**Records from a data collection**

= Beginning of Section =

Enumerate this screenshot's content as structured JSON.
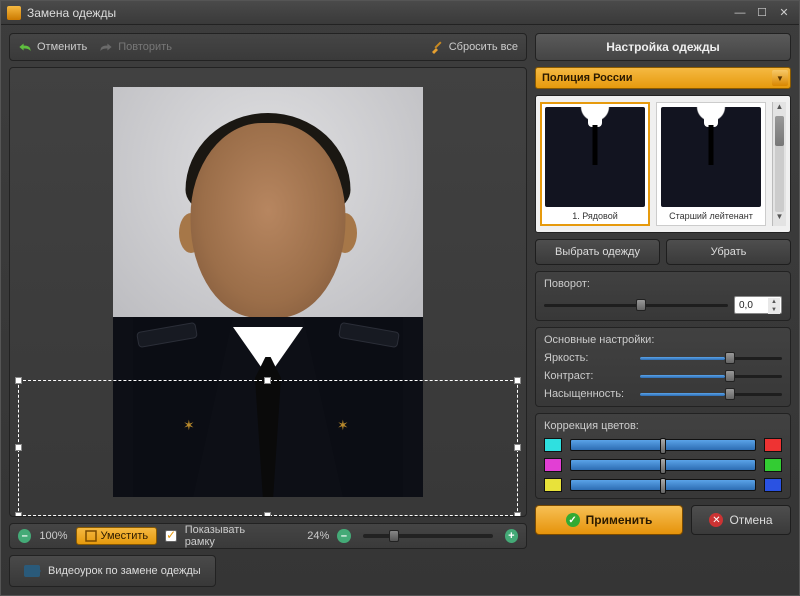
{
  "window": {
    "title": "Замена одежды"
  },
  "toolbar": {
    "undo": "Отменить",
    "redo": "Повторить",
    "reset_all": "Сбросить все"
  },
  "zoom": {
    "left_pct": "100%",
    "fit": "Уместить",
    "show_frame": "Показывать рамку",
    "right_pct": "24%"
  },
  "video_lesson": "Видеоурок по замене одежды",
  "panel": {
    "title": "Настройка одежды",
    "category": "Полиция России",
    "thumbs": [
      {
        "caption": "1. Рядовой"
      },
      {
        "caption": "Старший лейтенант"
      }
    ],
    "choose": "Выбрать одежду",
    "remove": "Убрать",
    "rotation_label": "Поворот:",
    "rotation_value": "0,0",
    "basic_label": "Основные настройки:",
    "brightness": "Яркость:",
    "contrast": "Контраст:",
    "saturation": "Насыщенность:",
    "color_corr": "Коррекция цветов:"
  },
  "footer": {
    "apply": "Применить",
    "cancel": "Отмена"
  }
}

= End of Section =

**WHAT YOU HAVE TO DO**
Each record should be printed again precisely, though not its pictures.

**RESULT OF THE EXERCISE**
Enumerate this screenshot's content as structured JSON.
{
  "window": {
    "title": "Замена одежды"
  },
  "toolbar": {
    "undo": "Отменить",
    "redo": "Повторить",
    "reset_all": "Сбросить все"
  },
  "zoom": {
    "left_pct": "100%",
    "fit": "Уместить",
    "show_frame": "Показывать рамку",
    "right_pct": "24%"
  },
  "video_lesson": "Видеоурок по замене одежды",
  "panel": {
    "title": "Настройка одежды",
    "category": "Полиция России",
    "thumbs": [
      {
        "caption": "1. Рядовой"
      },
      {
        "caption": "Старший лейтенант"
      }
    ],
    "choose": "Выбрать одежду",
    "remove": "Убрать",
    "rotation_label": "Поворот:",
    "rotation_value": "0,0",
    "basic_label": "Основные настройки:",
    "brightness": "Яркость:",
    "contrast": "Контраст:",
    "saturation": "Насыщенность:",
    "color_corr": "Коррекция цветов:"
  },
  "footer": {
    "apply": "Применить",
    "cancel": "Отмена"
  }
}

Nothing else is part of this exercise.